[Exercise inputs — start]

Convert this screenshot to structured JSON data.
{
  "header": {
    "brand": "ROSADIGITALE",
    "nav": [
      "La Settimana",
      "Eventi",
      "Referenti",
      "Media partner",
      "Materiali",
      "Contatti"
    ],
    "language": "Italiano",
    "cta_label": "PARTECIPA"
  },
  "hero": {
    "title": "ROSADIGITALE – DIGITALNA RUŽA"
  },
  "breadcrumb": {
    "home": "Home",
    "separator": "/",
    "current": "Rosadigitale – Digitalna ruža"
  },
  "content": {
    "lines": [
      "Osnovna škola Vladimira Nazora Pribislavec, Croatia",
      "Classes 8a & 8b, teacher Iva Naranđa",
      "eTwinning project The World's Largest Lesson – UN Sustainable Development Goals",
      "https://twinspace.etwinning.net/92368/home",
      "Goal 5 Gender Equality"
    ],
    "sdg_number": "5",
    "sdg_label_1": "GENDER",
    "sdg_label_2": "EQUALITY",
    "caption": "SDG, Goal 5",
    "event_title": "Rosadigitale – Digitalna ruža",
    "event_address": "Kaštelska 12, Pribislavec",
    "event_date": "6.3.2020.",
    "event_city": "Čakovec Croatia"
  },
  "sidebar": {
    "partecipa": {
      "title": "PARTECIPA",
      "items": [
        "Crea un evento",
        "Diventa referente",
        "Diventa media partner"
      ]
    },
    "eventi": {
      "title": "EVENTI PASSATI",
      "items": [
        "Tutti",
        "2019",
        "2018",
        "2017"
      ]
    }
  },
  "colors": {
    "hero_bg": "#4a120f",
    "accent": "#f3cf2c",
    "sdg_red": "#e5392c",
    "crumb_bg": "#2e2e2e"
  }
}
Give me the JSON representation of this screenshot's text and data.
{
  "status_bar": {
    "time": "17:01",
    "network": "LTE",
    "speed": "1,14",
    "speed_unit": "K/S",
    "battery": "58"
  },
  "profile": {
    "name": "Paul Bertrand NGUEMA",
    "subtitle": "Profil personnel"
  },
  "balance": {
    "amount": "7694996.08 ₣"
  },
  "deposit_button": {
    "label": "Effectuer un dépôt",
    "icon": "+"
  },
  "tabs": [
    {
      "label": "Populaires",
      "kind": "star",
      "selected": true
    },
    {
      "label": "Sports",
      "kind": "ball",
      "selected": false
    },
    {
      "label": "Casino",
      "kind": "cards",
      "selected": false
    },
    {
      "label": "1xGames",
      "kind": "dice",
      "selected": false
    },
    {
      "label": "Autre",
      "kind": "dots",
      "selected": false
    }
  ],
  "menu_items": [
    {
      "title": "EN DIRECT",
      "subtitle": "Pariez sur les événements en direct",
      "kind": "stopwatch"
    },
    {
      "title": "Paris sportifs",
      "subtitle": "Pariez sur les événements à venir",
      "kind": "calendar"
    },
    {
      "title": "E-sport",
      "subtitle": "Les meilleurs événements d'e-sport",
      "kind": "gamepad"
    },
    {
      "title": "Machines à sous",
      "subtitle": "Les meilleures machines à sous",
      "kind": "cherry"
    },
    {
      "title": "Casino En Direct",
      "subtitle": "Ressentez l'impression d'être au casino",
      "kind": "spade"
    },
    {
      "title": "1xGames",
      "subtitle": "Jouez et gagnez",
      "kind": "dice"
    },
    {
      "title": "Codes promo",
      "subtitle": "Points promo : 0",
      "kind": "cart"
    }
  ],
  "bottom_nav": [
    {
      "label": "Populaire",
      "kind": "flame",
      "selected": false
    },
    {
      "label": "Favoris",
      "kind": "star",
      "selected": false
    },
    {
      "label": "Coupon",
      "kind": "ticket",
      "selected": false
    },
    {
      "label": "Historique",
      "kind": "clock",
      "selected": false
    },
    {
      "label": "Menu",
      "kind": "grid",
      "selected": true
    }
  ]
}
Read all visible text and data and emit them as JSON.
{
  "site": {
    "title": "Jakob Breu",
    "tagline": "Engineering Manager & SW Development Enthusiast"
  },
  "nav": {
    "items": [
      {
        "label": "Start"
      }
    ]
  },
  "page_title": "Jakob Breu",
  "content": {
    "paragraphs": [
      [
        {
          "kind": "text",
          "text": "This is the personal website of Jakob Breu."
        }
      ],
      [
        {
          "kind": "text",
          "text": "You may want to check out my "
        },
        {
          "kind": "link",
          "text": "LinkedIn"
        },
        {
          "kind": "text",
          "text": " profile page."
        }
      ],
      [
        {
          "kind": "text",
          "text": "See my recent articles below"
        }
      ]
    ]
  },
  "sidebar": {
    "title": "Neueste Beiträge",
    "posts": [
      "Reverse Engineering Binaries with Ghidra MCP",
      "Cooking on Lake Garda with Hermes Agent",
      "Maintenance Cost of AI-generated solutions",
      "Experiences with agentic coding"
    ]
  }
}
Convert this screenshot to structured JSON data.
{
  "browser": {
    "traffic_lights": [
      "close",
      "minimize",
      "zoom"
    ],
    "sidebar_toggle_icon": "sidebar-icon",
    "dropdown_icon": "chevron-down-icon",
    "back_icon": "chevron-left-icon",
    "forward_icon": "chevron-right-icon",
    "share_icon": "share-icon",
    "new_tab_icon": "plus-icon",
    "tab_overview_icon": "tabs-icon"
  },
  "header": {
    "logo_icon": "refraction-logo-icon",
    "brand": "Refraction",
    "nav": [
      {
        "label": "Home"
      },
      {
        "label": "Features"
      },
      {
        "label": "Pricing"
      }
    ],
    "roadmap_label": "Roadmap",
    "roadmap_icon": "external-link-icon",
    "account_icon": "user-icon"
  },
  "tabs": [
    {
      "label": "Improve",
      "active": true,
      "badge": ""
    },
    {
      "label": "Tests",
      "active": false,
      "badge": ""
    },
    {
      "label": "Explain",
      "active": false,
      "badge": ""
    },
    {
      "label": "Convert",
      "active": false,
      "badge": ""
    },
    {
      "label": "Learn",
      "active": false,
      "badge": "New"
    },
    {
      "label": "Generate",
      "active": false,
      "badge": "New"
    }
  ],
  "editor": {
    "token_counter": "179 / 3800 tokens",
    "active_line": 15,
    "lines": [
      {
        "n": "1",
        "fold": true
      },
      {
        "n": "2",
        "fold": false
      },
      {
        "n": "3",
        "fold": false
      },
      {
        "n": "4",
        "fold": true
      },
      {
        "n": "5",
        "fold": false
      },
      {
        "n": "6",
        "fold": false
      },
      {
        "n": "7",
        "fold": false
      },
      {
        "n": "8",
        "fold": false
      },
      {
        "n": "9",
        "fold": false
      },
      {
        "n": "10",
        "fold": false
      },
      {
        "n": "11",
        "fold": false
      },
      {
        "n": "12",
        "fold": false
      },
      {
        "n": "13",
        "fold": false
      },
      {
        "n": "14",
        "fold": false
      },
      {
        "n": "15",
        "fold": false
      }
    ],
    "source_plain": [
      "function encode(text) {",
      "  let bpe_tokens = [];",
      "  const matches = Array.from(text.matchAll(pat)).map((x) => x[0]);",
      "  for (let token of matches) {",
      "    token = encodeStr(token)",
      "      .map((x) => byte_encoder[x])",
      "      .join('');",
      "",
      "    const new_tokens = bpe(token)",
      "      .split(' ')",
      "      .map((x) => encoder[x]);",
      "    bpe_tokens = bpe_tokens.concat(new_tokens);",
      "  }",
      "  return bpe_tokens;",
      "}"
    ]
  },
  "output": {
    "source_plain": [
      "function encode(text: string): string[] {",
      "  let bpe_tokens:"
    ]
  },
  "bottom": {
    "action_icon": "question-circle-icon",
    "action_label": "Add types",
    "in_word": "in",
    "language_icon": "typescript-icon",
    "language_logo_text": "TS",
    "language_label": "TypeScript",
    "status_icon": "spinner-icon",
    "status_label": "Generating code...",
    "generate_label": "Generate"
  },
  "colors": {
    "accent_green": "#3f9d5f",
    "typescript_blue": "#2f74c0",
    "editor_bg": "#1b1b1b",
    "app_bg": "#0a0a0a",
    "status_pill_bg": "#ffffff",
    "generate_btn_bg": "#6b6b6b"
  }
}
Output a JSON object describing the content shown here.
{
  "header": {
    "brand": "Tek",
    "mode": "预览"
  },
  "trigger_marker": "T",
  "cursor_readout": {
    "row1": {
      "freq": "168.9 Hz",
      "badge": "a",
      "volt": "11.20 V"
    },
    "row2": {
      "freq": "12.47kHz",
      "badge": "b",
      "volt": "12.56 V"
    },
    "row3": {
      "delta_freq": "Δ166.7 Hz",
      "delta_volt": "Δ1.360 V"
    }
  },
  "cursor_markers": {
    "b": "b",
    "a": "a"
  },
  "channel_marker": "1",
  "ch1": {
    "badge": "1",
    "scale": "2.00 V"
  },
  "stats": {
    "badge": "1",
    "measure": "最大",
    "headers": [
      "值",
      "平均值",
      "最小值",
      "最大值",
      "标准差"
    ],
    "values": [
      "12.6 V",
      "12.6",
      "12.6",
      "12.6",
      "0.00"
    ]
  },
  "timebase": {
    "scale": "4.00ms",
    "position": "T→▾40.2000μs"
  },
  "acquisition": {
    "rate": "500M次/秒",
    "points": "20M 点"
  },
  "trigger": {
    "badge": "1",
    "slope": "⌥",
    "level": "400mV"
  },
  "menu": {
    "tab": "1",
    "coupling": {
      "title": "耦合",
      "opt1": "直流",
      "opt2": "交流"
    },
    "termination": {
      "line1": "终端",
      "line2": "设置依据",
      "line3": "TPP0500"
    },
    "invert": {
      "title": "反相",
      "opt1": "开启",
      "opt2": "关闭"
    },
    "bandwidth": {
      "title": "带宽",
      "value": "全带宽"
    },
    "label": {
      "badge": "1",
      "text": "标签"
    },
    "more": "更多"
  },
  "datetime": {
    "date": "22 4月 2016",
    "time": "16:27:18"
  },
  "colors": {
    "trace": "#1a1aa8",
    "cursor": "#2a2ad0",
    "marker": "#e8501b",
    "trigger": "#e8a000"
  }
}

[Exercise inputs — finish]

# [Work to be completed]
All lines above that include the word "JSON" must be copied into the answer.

# [Response for this exercise]
Convert this screenshot to structured JSON data.
Give me the JSON representation of this screenshot's text and data.
Read all visible text and data and emit them as JSON.
Convert this screenshot to structured JSON data.
Output a JSON object describing the content shown here.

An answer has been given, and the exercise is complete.